Hard Money Loan Pitfalls
Before You Use a Hard Money Loan
A hard money loan is not always the best choice. While it seems simple—the asset secures the loan so everybody’s safe—hard money is only one option. It is expensive, so things have to work according to plan for profits to materialize. A hard money loan is different than loans you may have used in the past. Lenders use more conservative methods to value property than you may expect.
Hard Money Loan Costs
Hard money loans are expensive. They are designed to be temporary, and the interest rate on a hard money loan gives you an incentive to move on as quickly as possible.
First, interest rates are generally higher on a hard money loan. You should not be surprised to pay more than 10% APR, and you can easily pay several times that. A hard money loan should be used to help with a temporary need, not as something you’ll keep around forever.
You may not even have the choice to keep a hard money loan going for long. Most loans require you to repay in full within one to five years, so you have to plan ahead. These loans are often used for house flipping projects as opposed to the purchase of a home you'll live in.
In addition to higher interest rates, you’ll often pay more points to get a hard money loan. Five points or more would be reasonable, but you’d need a good reason to pay that much on other loans. Again, a hard money loan is a shorter-term loan, so you’ll amortize those points over a shorter period of time. They drive up your borrowing costs.
Credit for a Hard Money Loan
You may not need good credit or any credit to qualify for a hard money loan. However, many lenders will pull your credit and look for red flags. Yes, they can sell the asset and get their money back, but they’d rather not do that. If you have bad credit, you may not qualify for a hard money loan—even if it’s a safe bet for the lender.
Low Loan to Value Ratios
With these loans, an asset, such as the property you're buying, serves as collateral to secure the loan. You'll need to sign documents allowing your lender to place a lien on the property.
Loan to value ratios are generally more conservative with a hard money loan. Despite claims about 'little or no money down', you’ll need assets to qualify for a hard money loan. It may be possible to pledge different types of assets to qualify—such as personal assets or other properties - but you need sufficient equity in those assets.

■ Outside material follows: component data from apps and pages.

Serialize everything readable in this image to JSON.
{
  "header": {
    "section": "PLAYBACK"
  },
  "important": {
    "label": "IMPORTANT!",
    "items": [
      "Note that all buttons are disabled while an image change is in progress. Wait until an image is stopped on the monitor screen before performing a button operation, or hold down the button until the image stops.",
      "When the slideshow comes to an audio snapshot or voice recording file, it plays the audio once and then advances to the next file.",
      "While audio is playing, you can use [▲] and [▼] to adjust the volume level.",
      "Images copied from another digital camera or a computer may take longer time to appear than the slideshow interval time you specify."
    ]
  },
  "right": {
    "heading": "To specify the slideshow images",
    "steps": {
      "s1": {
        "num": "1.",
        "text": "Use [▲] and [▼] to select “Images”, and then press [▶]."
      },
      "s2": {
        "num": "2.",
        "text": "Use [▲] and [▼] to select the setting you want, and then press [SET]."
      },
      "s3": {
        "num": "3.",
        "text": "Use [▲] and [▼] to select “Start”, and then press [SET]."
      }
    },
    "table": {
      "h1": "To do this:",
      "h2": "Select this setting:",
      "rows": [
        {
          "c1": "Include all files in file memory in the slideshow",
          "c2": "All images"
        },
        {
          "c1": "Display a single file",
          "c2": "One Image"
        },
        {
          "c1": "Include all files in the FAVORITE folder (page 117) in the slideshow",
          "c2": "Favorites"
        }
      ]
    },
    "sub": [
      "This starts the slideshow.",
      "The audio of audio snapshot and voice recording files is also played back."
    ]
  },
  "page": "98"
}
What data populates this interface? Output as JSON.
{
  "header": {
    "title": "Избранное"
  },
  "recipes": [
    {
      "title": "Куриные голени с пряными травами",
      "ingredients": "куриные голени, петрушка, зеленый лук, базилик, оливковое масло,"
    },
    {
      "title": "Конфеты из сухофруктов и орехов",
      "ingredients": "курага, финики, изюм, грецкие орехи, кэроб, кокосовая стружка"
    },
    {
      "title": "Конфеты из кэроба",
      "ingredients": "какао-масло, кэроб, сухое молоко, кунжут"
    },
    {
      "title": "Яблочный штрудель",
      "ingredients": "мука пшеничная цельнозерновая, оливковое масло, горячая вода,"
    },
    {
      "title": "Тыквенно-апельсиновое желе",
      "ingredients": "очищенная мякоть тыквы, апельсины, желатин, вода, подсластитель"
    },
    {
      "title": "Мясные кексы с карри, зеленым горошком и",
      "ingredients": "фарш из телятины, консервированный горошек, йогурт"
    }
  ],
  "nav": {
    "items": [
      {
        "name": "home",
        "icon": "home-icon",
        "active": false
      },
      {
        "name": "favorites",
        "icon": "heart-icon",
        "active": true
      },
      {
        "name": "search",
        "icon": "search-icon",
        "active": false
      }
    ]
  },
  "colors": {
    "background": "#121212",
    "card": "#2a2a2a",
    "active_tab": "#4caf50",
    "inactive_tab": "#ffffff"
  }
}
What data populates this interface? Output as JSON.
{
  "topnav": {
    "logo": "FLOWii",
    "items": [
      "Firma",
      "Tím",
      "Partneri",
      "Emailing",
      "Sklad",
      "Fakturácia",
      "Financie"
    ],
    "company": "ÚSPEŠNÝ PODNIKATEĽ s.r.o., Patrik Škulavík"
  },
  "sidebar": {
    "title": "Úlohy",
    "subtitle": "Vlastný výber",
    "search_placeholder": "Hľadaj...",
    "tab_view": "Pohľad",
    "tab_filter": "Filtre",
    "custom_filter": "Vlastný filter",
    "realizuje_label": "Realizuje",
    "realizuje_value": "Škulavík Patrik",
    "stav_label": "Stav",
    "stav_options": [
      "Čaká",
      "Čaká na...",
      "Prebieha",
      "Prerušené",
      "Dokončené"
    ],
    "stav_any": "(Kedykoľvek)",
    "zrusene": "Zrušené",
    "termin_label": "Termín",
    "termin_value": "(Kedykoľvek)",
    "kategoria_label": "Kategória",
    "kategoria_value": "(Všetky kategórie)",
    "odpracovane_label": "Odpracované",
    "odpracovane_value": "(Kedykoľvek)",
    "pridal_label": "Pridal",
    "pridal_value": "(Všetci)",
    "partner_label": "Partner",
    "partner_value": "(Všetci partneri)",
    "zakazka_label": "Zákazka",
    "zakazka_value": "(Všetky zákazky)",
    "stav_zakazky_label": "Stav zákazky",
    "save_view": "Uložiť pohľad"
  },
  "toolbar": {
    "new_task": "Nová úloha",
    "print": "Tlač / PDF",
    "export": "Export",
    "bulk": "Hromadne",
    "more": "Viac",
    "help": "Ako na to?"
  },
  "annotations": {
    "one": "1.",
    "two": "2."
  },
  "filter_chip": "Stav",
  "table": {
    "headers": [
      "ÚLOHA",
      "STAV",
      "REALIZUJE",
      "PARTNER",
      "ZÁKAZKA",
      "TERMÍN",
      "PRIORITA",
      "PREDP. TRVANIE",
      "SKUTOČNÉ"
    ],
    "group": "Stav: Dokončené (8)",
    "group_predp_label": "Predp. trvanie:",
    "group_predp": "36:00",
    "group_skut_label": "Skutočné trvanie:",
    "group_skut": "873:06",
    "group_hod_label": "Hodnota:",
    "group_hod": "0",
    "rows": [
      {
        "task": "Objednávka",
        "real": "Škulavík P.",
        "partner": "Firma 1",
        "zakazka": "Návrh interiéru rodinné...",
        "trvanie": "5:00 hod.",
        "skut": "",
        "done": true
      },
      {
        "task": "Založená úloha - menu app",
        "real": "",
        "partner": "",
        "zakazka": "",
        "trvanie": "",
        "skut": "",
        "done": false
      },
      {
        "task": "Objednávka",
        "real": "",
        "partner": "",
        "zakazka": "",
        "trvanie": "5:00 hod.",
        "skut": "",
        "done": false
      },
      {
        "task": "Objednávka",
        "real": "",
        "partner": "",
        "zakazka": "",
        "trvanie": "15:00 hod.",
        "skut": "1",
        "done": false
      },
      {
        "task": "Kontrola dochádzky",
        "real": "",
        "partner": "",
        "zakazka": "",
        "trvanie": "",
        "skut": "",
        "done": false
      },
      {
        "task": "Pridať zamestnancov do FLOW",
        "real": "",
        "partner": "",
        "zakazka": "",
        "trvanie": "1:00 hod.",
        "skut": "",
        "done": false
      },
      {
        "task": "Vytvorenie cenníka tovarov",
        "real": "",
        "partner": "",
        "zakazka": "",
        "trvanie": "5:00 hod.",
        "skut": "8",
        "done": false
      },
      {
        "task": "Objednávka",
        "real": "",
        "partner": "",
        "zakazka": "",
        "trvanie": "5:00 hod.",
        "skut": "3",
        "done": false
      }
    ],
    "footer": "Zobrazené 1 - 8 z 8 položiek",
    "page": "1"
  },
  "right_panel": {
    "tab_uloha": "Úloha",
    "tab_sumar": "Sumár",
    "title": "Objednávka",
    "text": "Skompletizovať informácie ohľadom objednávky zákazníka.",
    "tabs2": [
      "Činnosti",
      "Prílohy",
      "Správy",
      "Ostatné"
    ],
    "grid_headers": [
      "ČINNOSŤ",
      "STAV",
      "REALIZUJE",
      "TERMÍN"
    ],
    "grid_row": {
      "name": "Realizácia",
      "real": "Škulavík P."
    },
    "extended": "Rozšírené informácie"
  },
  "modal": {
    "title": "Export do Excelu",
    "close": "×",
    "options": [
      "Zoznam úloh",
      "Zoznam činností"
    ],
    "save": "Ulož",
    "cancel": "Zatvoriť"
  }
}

As a general rule of thumb, expect loan to value ratios between 50% and 70%. Lenders want extra assurance that they’ll get their money back by selling assets.